As the restrictions relaxed and the first lockdown eased, I was allowed to travel further away from Norwich's boundaries. From swallowtails at Hickling Broad to a few visits to the coast to search for migrants at places like Cley and Titchwell. I even had a couple of trips to Strumpshaw for the first time in months. I experienced the strange new one-way route systems at some of these reserves and being inside a hide with a mask on. It was bird watching, but not how it used to be. Social distancing twitching at Wells Wood in September as we all crowded behind a fence and a couple of hay bales looking at a red-backed shrike was something I wouldn't forget.
In October, it was all about the spectacle of the autumn colours produced by the trees in my neighbourhood. The weather was awful though.
November and December
The final two months of 2020 were the least eventful as I barely went out. In November, a second lockdown was in place, but I did sneak in a couple of outings outside of the city. This included a trip to Titchwell where we got some strange looks but saw some great things from shimmering eruptions of golden plovers and a close encounter with a muntjac deer. While at Strumpshaw I discovered my first ever earthstar fungi.
Finally, in December, I was allowed back to volunteering at Strumpshaw since March. I was rewarded with bitterns, otters and a pintail. It was just great to be back, though it was weird helping inside the Reception Hide while obeying to the new social distancing rules and all the tape marking out where we had to stand and move around in. Just to be back and seeing the wildlife and the everchanging weather changing the landscape I was familiar with before the lockdowns, seeing all of it again made up for all the absent weeks I missed being here.
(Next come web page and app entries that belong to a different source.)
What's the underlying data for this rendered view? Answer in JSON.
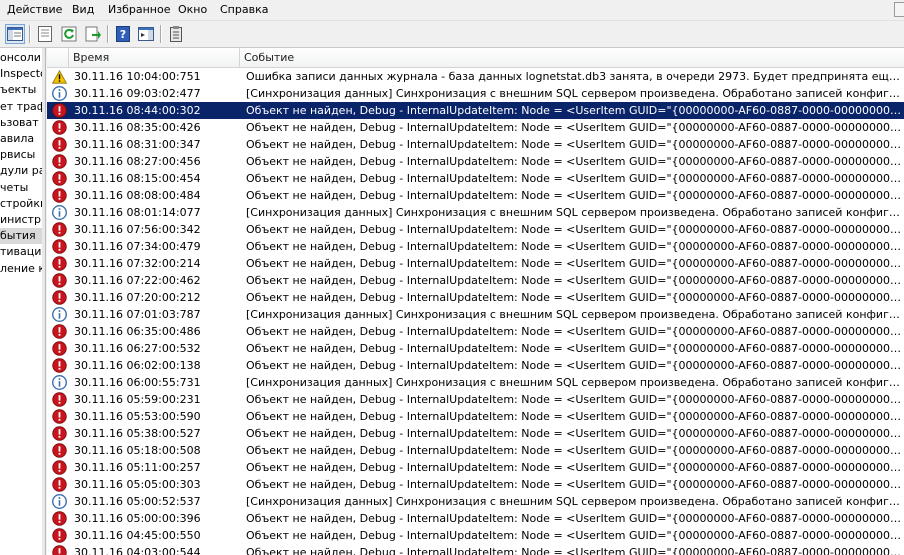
{
  "menu": [
    "Действие",
    "Вид",
    "Избранное",
    "Окно",
    "Справка"
  ],
  "toolbar": {
    "buttons": [
      "console-tree-icon",
      "properties-icon",
      "refresh-icon",
      "export-list-icon",
      "help-icon",
      "action-pane-icon",
      "clipboard-icon"
    ]
  },
  "tree": {
    "items": [
      "онсоли",
      "Inspecto",
      "ъекты",
      "ет траф",
      "ьзоват",
      "авила",
      "рвисы",
      "дули ра",
      "четы",
      "стройки",
      "инистр",
      "бытия",
      "тивация",
      "ление ко"
    ],
    "selected_index": 11
  },
  "columns": {
    "time": "Время",
    "event": "Событие"
  },
  "colors": {
    "selection": "#0a246a",
    "warning": "#f2c200",
    "error": "#c8141d",
    "info": "#3f6fb0"
  },
  "selected_row": 2,
  "rows": [
    {
      "type": "warning",
      "time": "30.11.16 10:04:00:751",
      "message": "Ошибка записи данных журнала - база данных lognetstat.db3 занята, в очереди 2973. Будет предпринята еще одна попыт..."
    },
    {
      "type": "info",
      "time": "30.11.16 09:03:02:477",
      "message": "[Синхронизация данных] Синхронизация с внешним SQL сервером произведена. Обработано записей конфигураци ..."
    },
    {
      "type": "error",
      "time": "30.11.16 08:44:00:302",
      "message": "Объект не найден, Debug - InternalUpdateItem: Node = <UserItem GUID=\"{00000000-AF60-0887-0000-000000000000}\"/>"
    },
    {
      "type": "error",
      "time": "30.11.16 08:35:00:426",
      "message": "Объект не найден, Debug - InternalUpdateItem: Node = <UserItem GUID=\"{00000000-AF60-0887-0000-000000000000}\"/>"
    },
    {
      "type": "error",
      "time": "30.11.16 08:31:00:347",
      "message": "Объект не найден, Debug - InternalUpdateItem: Node = <UserItem GUID=\"{00000000-AF60-0887-0000-000000000000}\"/>"
    },
    {
      "type": "error",
      "time": "30.11.16 08:27:00:456",
      "message": "Объект не найден, Debug - InternalUpdateItem: Node = <UserItem GUID=\"{00000000-AF60-0887-0000-000000000000}\"/>"
    },
    {
      "type": "error",
      "time": "30.11.16 08:15:00:454",
      "message": "Объект не найден, Debug - InternalUpdateItem: Node = <UserItem GUID=\"{00000000-AF60-0887-0000-000000000000}\"/>"
    },
    {
      "type": "error",
      "time": "30.11.16 08:08:00:484",
      "message": "Объект не найден, Debug - InternalUpdateItem: Node = <UserItem GUID=\"{00000000-AF60-0887-0000-000000000000}\"/>"
    },
    {
      "type": "info",
      "time": "30.11.16 08:01:14:077",
      "message": "[Синхронизация данных] Синхронизация с внешним SQL сервером произведена. Обработано записей конфигураци ..."
    },
    {
      "type": "error",
      "time": "30.11.16 07:56:00:342",
      "message": "Объект не найден, Debug - InternalUpdateItem: Node = <UserItem GUID=\"{00000000-AF60-0887-0000-000000000000}\"/>"
    },
    {
      "type": "error",
      "time": "30.11.16 07:34:00:479",
      "message": "Объект не найден, Debug - InternalUpdateItem: Node = <UserItem GUID=\"{00000000-AF60-0887-0000-000000000000}\"/>"
    },
    {
      "type": "error",
      "time": "30.11.16 07:32:00:214",
      "message": "Объект не найден, Debug - InternalUpdateItem: Node = <UserItem GUID=\"{00000000-AF60-0887-0000-000000000000}\"/>"
    },
    {
      "type": "error",
      "time": "30.11.16 07:22:00:462",
      "message": "Объект не найден, Debug - InternalUpdateItem: Node = <UserItem GUID=\"{00000000-AF60-0887-0000-000000000000}\"/>"
    },
    {
      "type": "error",
      "time": "30.11.16 07:20:00:212",
      "message": "Объект не найден, Debug - InternalUpdateItem: Node = <UserItem GUID=\"{00000000-AF60-0887-0000-000000000000}\"/>"
    },
    {
      "type": "info",
      "time": "30.11.16 07:01:03:787",
      "message": "[Синхронизация данных] Синхронизация с внешним SQL сервером произведена. Обработано записей конфигураци ..."
    },
    {
      "type": "error",
      "time": "30.11.16 06:35:00:486",
      "message": "Объект не найден, Debug - InternalUpdateItem: Node = <UserItem GUID=\"{00000000-AF60-0887-0000-000000000000}\"/>"
    },
    {
      "type": "error",
      "time": "30.11.16 06:27:00:532",
      "message": "Объект не найден, Debug - InternalUpdateItem: Node = <UserItem GUID=\"{00000000-AF60-0887-0000-000000000000}\"/>"
    },
    {
      "type": "error",
      "time": "30.11.16 06:02:00:138",
      "message": "Объект не найден, Debug - InternalUpdateItem: Node = <UserItem GUID=\"{00000000-AF60-0887-0000-000000000000}\"/>"
    },
    {
      "type": "info",
      "time": "30.11.16 06:00:55:731",
      "message": "[Синхронизация данных] Синхронизация с внешним SQL сервером произведена. Обработано записей конфигураци ..."
    },
    {
      "type": "error",
      "time": "30.11.16 05:59:00:231",
      "message": "Объект не найден, Debug - InternalUpdateItem: Node = <UserItem GUID=\"{00000000-AF60-0887-0000-000000000000}\"/>"
    },
    {
      "type": "error",
      "time": "30.11.16 05:53:00:590",
      "message": "Объект не найден, Debug - InternalUpdateItem: Node = <UserItem GUID=\"{00000000-AF60-0887-0000-000000000000}\"/>"
    },
    {
      "type": "error",
      "time": "30.11.16 05:38:00:527",
      "message": "Объект не найден, Debug - InternalUpdateItem: Node = <UserItem GUID=\"{00000000-AF60-0887-0000-000000000000}\"/>"
    },
    {
      "type": "error",
      "time": "30.11.16 05:18:00:508",
      "message": "Объект не найден, Debug - InternalUpdateItem: Node = <UserItem GUID=\"{00000000-AF60-0887-0000-000000000000}\"/>"
    },
    {
      "type": "error",
      "time": "30.11.16 05:11:00:257",
      "message": "Объект не найден, Debug - InternalUpdateItem: Node = <UserItem GUID=\"{00000000-AF60-0887-0000-000000000000}\"/>"
    },
    {
      "type": "error",
      "time": "30.11.16 05:05:00:303",
      "message": "Объект не найден, Debug - InternalUpdateItem: Node = <UserItem GUID=\"{00000000-AF60-0887-0000-000000000000}\"/>"
    },
    {
      "type": "info",
      "time": "30.11.16 05:00:52:537",
      "message": "[Синхронизация данных] Синхронизация с внешним SQL сервером произведена. Обработано записей конфигураци ..."
    },
    {
      "type": "error",
      "time": "30.11.16 05:00:00:396",
      "message": "Объект не найден, Debug - InternalUpdateItem: Node = <UserItem GUID=\"{00000000-AF60-0887-0000-000000000000}\"/>"
    },
    {
      "type": "error",
      "time": "30.11.16 04:45:00:550",
      "message": "Объект не найден, Debug - InternalUpdateItem: Node = <UserItem GUID=\"{00000000-AF60-0887-0000-000000000000}\"/>"
    },
    {
      "type": "error",
      "time": "30.11.16 04:03:00:544",
      "message": "Объект не найден, Debug - InternalUpdateItem: Node = <UserItem GUID=\"{00000000-AF60-0887-0000-000000000000}\"/>"
    }
  ]
}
And to top things off, I was rewarded with my 10 year service as an RSPB volunteer at Strumpshaw with a silver puffin badge, even though it is a few months early.
Now that Norfolk has entered Tier 4 (pretty much a 3rd lockdown), I'm unsure on how 2021 will be like. Will I ever be allowed to go on big birding outings again? Will I get the vaccine before I get the virus? Whatever happens, I'm sure that next year will be better than this one. Happy new year, everyone!